Till was abducted from his uncle's home in Money, Miss., on Aug. 28, 1955. The mutilated body of the 14-year-old from Chicago was found by fishermen three days later in the Tallahatchie River.
Pictures of the slaying shocked the world. Two white men charged with murder — Roy Bryant and his half brother, J.W. Milam — were acquitted by an all-white jury. Both men have since died.
According to the Justice Department, the men "subsequently detailed to a magazine journalist how they beat Till, took him to the river, shot him in the head, tied a large metal fan to his neck with barbed wire, and pushed his body into the river."
Justice Department officials did not say what prompted them to reopen the case. Details of the renewed investigation, which also involves officials in Mississippi, were announced Monday by R. Alexander Acosta, assistant attorney general for civil rights.
"Recent renewed interest in the matter has suggested the potential that others were involved in the murder," a department statement read.
The federal statute of limitations in the case expired long ago, but state prosecution is still possible, the Justice Department says, so federal investigators will work with state counterparts to determine if charges are warranted.
"The Emmett Till case stands at the heart of the American civil rights movement," said Acosta. "This brutal murder and grotesque miscarriage of justice outraged a nation and helped galvanize support for the modern American civil rights movement."
"Even if it's incredibly difficult, we … you know, it's an appropriate use of department resources to investigate matters such as this, Acosta said. "We owe it to them and to the civil rights movement to look into it if an investigation may uncover evidence of additional actors."
The Till murder was immortalized in a 1963 Bob Dylan song "The Death of Emmett Till," which called the trial of Byrant and Milam "a mockery."
The NAACP and other individuals and groups have called repeatedly for reopening the case, which has been the subject of documentary films and books. In a 2003 letter to Mississippi officials, NAACP President Kweisi Mfume said it was "time to address what remains an ugly mark" in state and U.S. history.
Other civil rights-era killings in Mississippi have been reopened with mixed results.
In 1994, Byron de la Beckwith was convicted of the 1963 murder of NAACP field secretary Medgar Evers.
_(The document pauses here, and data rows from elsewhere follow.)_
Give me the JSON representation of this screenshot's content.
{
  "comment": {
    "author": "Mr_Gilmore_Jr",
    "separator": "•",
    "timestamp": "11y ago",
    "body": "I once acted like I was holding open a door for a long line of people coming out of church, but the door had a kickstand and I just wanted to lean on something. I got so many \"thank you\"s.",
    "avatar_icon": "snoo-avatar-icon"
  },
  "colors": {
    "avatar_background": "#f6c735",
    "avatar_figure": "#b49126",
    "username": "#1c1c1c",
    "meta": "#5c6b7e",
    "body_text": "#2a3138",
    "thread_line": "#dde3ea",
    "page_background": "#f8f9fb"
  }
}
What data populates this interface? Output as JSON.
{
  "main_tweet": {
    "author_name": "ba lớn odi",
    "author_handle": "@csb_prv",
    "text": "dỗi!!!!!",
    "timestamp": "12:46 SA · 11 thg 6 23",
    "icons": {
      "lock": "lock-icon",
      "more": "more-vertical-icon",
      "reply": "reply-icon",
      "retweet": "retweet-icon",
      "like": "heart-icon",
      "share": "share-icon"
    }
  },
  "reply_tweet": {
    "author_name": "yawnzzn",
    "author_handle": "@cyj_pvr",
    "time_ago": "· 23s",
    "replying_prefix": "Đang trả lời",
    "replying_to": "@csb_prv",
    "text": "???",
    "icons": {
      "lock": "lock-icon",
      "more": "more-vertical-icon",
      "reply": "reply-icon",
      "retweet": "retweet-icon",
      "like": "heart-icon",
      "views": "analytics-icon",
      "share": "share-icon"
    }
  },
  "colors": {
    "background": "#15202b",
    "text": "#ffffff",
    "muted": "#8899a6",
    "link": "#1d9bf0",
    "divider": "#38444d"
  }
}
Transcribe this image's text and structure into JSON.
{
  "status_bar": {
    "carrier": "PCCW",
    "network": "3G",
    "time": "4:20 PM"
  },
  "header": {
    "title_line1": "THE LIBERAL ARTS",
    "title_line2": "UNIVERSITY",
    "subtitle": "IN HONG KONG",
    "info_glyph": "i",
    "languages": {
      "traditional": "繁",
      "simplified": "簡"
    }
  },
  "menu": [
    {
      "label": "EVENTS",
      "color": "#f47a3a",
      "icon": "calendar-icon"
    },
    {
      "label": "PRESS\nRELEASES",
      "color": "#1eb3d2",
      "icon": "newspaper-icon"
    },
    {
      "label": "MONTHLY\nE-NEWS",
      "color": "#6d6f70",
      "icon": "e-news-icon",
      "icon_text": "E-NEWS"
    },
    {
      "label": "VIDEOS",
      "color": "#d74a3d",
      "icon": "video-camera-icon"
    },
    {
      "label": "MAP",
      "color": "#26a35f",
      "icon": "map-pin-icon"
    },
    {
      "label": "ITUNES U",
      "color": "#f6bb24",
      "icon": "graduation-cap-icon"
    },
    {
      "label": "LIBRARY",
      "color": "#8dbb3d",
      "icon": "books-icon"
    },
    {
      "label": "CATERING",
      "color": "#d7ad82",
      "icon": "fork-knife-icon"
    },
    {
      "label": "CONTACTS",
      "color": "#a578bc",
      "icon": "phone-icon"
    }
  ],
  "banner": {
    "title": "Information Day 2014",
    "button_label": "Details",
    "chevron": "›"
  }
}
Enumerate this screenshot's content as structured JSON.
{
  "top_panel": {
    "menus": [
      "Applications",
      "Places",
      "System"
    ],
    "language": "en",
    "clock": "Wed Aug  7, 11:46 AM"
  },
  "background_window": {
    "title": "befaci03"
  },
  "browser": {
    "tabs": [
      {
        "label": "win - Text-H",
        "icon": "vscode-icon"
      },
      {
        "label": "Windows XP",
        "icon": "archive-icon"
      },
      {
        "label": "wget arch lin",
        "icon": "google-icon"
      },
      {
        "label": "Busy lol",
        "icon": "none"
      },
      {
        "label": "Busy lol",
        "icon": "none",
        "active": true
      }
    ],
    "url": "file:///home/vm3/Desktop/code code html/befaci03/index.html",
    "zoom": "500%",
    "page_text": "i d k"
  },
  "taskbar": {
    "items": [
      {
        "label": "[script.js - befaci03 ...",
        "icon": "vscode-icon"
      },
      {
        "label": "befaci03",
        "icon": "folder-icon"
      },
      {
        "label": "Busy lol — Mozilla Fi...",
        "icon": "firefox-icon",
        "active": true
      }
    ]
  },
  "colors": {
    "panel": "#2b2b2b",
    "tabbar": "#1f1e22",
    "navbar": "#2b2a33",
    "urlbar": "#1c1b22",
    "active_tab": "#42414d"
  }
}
But there has been little progress in an effort to bring murder charges for the 1964 slayings of three civil rights workers in Neshoba County, Miss. Those killings were chronicled in the film "Mississippi Burning."